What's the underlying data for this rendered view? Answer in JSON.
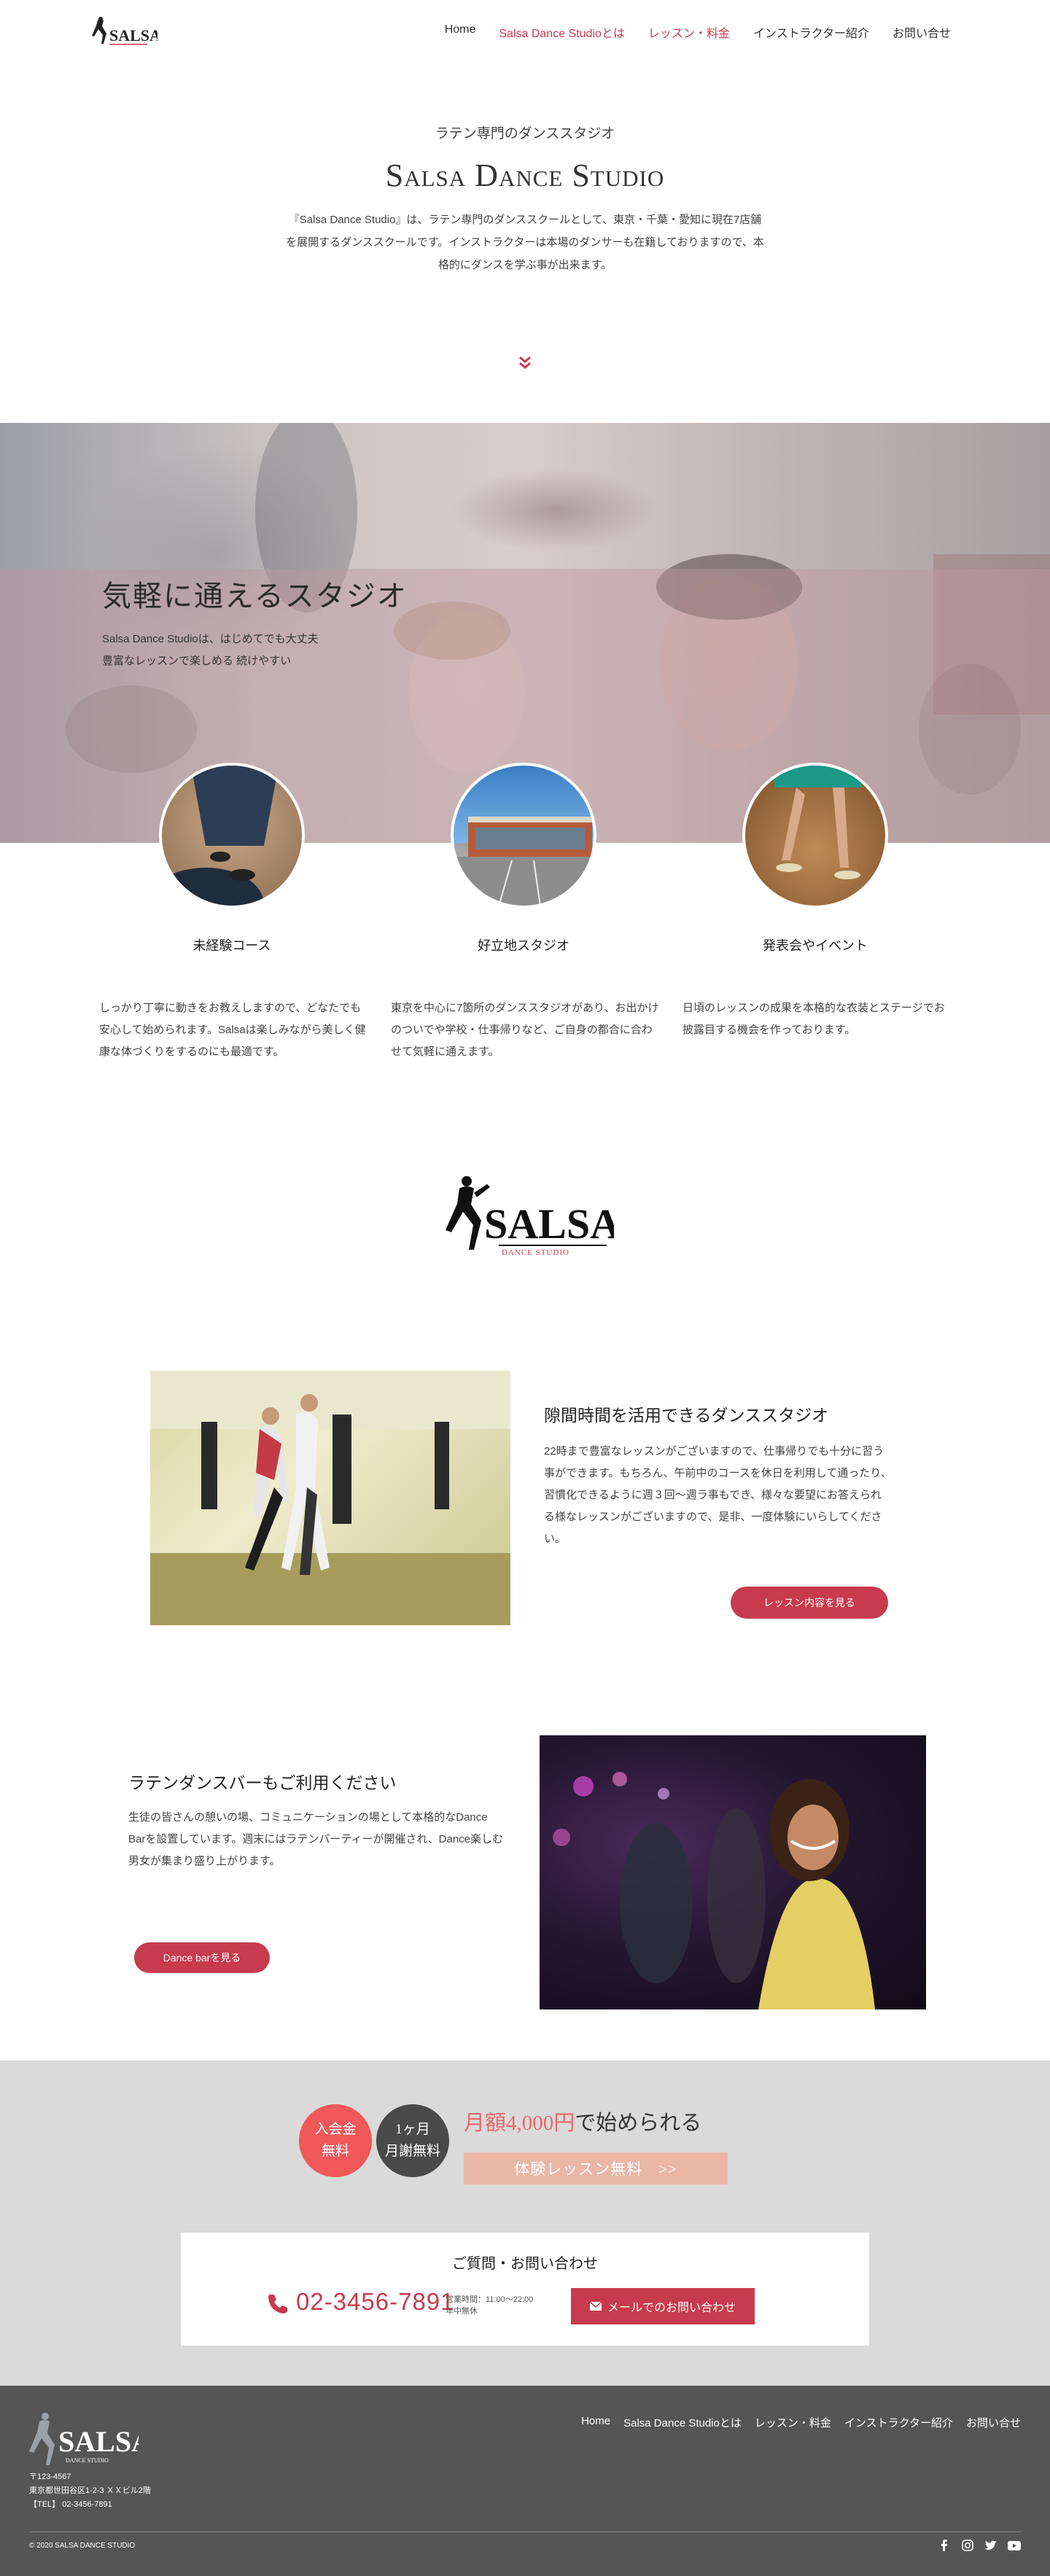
{
  "header": {
    "logo_text": "SALSA",
    "nav": [
      {
        "label": "Home"
      },
      {
        "label": "Salsa Dance Studioとは"
      },
      {
        "label": "レッスン・料金"
      },
      {
        "label": "インストラクター紹介"
      },
      {
        "label": "お問い合せ"
      }
    ]
  },
  "intro": {
    "eyebrow": "ラテン専門のダンススタジオ",
    "title": "Salsa Dance Studio",
    "text": "『Salsa Dance Studio』は、ラテン専門のダンススクールとして、東京・千葉・愛知に現在7店舗を展開するダンススクールです。インストラクターは本場のダンサーも在籍しておりますので、本格的にダンスを学ぶ事が出来ます。"
  },
  "hero": {
    "title": "気軽に通えるスタジオ",
    "text_line1": "Salsa Dance Studioは、はじめてでも大丈夫",
    "text_line2": "豊富なレッスンで楽しめる 続けやすい"
  },
  "features": [
    {
      "title": "未経験コース",
      "text": "しっかり丁寧に動きをお教えしますので、どなたでも安心して始められます。Salsaは楽しみながら美しく健康な体づくりをするのにも最適です。"
    },
    {
      "title": "好立地スタジオ",
      "text": "東京を中心に7箇所のダンススタジオがあり、お出かけのついでや学校・仕事帰りなど、ご自身の都合に合わせて気軽に通えます。"
    },
    {
      "title": "発表会やイベント",
      "text": "日頃のレッスンの成果を本格的な衣装とステージでお披露目する機会を作っております。"
    }
  ],
  "mid_logo": {
    "text": "SALSA",
    "sub": "DANCE STUDIO"
  },
  "block1": {
    "title": "隙間時間を活用できるダンススタジオ",
    "text": "22時まで豊富なレッスンがございますので、仕事帰りでも十分に習う事ができます。もちろん、午前中のコースを休日を利用して通ったり、習慣化できるように週３回〜週ラ事もでき、様々な要望にお答えられる様なレッスンがございますので、是非、一度体験にいらしてください。",
    "button": "レッスン内容を見る"
  },
  "block2": {
    "title": "ラテンダンスバーもご利用ください",
    "text": "生徒の皆さんの憩いの場、コミュニケーションの場として本格的なDance Barを設置しています。週末にはラテンパーティーが開催され、Dance楽しむ男女が集まり盛り上がります。",
    "button": "Dance barを見る"
  },
  "cta": {
    "badge_join_line1": "入会金",
    "badge_join_line2": "無料",
    "badge_month_line1": "1ヶ月",
    "badge_month_line2": "月謝無料",
    "price_red": "月額4,000円",
    "price_rest": "で始められる",
    "trial": "体験レッスン無料　>>",
    "contact_title": "ご質問・お問い合わせ",
    "phone": "02-3456-7891",
    "hours_line1": "営業時間：11:00〜22:00",
    "hours_line2": "年中無休",
    "mail_button": "メールでのお問い合わせ"
  },
  "footer": {
    "logo_text": "SALSA",
    "logo_sub": "DANCE STUDIO",
    "nav": [
      {
        "label": "Home"
      },
      {
        "label": "Salsa Dance Studioとは"
      },
      {
        "label": "レッスン・料金"
      },
      {
        "label": "インストラクター紹介"
      },
      {
        "label": "お問い合せ"
      }
    ],
    "address_line1": "〒123-4567",
    "address_line2": "東京都世田谷区1-2-3 ＸＸビル2階",
    "address_line3": "【TEL】 02-3456-7891",
    "copyright": "© 2020 SALSA DANCE STUDIO"
  },
  "colors": {
    "accent": "#c83a4d",
    "coral": "#f0585a",
    "dark": "#4a4a4a",
    "footer": "#555555",
    "cta_bg": "#dadada"
  }
}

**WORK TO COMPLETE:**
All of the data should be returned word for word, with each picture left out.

**RESPONSE BELOW:**
What's the underlying data for this rendered view? Answer in JSON.
{
  "header": {
    "logo_text": "SALSA",
    "nav": [
      {
        "label": "Home"
      },
      {
        "label": "Salsa Dance Studioとは"
      },
      {
        "label": "レッスン・料金"
      },
      {
        "label": "インストラクター紹介"
      },
      {
        "label": "お問い合せ"
      }
    ]
  },
  "intro": {
    "eyebrow": "ラテン専門のダンススタジオ",
    "title": "Salsa Dance Studio",
    "text": "『Salsa Dance Studio』は、ラテン専門のダンススクールとして、東京・千葉・愛知に現在7店舗を展開するダンススクールです。インストラクターは本場のダンサーも在籍しておりますので、本格的にダンスを学ぶ事が出来ます。"
  },
  "hero": {
    "title": "気軽に通えるスタジオ",
    "text_line1": "Salsa Dance Studioは、はじめてでも大丈夫",
    "text_line2": "豊富なレッスンで楽しめる 続けやすい"
  },
  "features": [
    {
      "title": "未経験コース",
      "text": "しっかり丁寧に動きをお教えしますので、どなたでも安心して始められます。Salsaは楽しみながら美しく健康な体づくりをするのにも最適です。"
    },
    {
      "title": "好立地スタジオ",
      "text": "東京を中心に7箇所のダンススタジオがあり、お出かけのついでや学校・仕事帰りなど、ご自身の都合に合わせて気軽に通えます。"
    },
    {
      "title": "発表会やイベント",
      "text": "日頃のレッスンの成果を本格的な衣装とステージでお披露目する機会を作っております。"
    }
  ],
  "mid_logo": {
    "text": "SALSA",
    "sub": "DANCE STUDIO"
  },
  "block1": {
    "title": "隙間時間を活用できるダンススタジオ",
    "text": "22時まで豊富なレッスンがございますので、仕事帰りでも十分に習う事ができます。もちろん、午前中のコースを休日を利用して通ったり、習慣化できるように週３回〜週ラ事もでき、様々な要望にお答えられる様なレッスンがございますので、是非、一度体験にいらしてください。",
    "button": "レッスン内容を見る"
  },
  "block2": {
    "title": "ラテンダンスバーもご利用ください",
    "text": "生徒の皆さんの憩いの場、コミュニケーションの場として本格的なDance Barを設置しています。週末にはラテンパーティーが開催され、Dance楽しむ男女が集まり盛り上がります。",
    "button": "Dance barを見る"
  },
  "cta": {
    "badge_join_line1": "入会金",
    "badge_join_line2": "無料",
    "badge_month_line1": "1ヶ月",
    "badge_month_line2": "月謝無料",
    "price_red": "月額4,000円",
    "price_rest": "で始められる",
    "trial": "体験レッスン無料　>>",
    "contact_title": "ご質問・お問い合わせ",
    "phone": "02-3456-7891",
    "hours_line1": "営業時間：11:00〜22:00",
    "hours_line2": "年中無休",
    "mail_button": "メールでのお問い合わせ"
  },
  "footer": {
    "logo_text": "SALSA",
    "logo_sub": "DANCE STUDIO",
    "nav": [
      {
        "label": "Home"
      },
      {
        "label": "Salsa Dance Studioとは"
      },
      {
        "label": "レッスン・料金"
      },
      {
        "label": "インストラクター紹介"
      },
      {
        "label": "お問い合せ"
      }
    ],
    "address_line1": "〒123-4567",
    "address_line2": "東京都世田谷区1-2-3 ＸＸビル2階",
    "address_line3": "【TEL】 02-3456-7891",
    "copyright": "© 2020 SALSA DANCE STUDIO"
  },
  "colors": {
    "accent": "#c83a4d",
    "coral": "#f0585a",
    "dark": "#4a4a4a",
    "footer": "#555555",
    "cta_bg": "#dadada"
  }
}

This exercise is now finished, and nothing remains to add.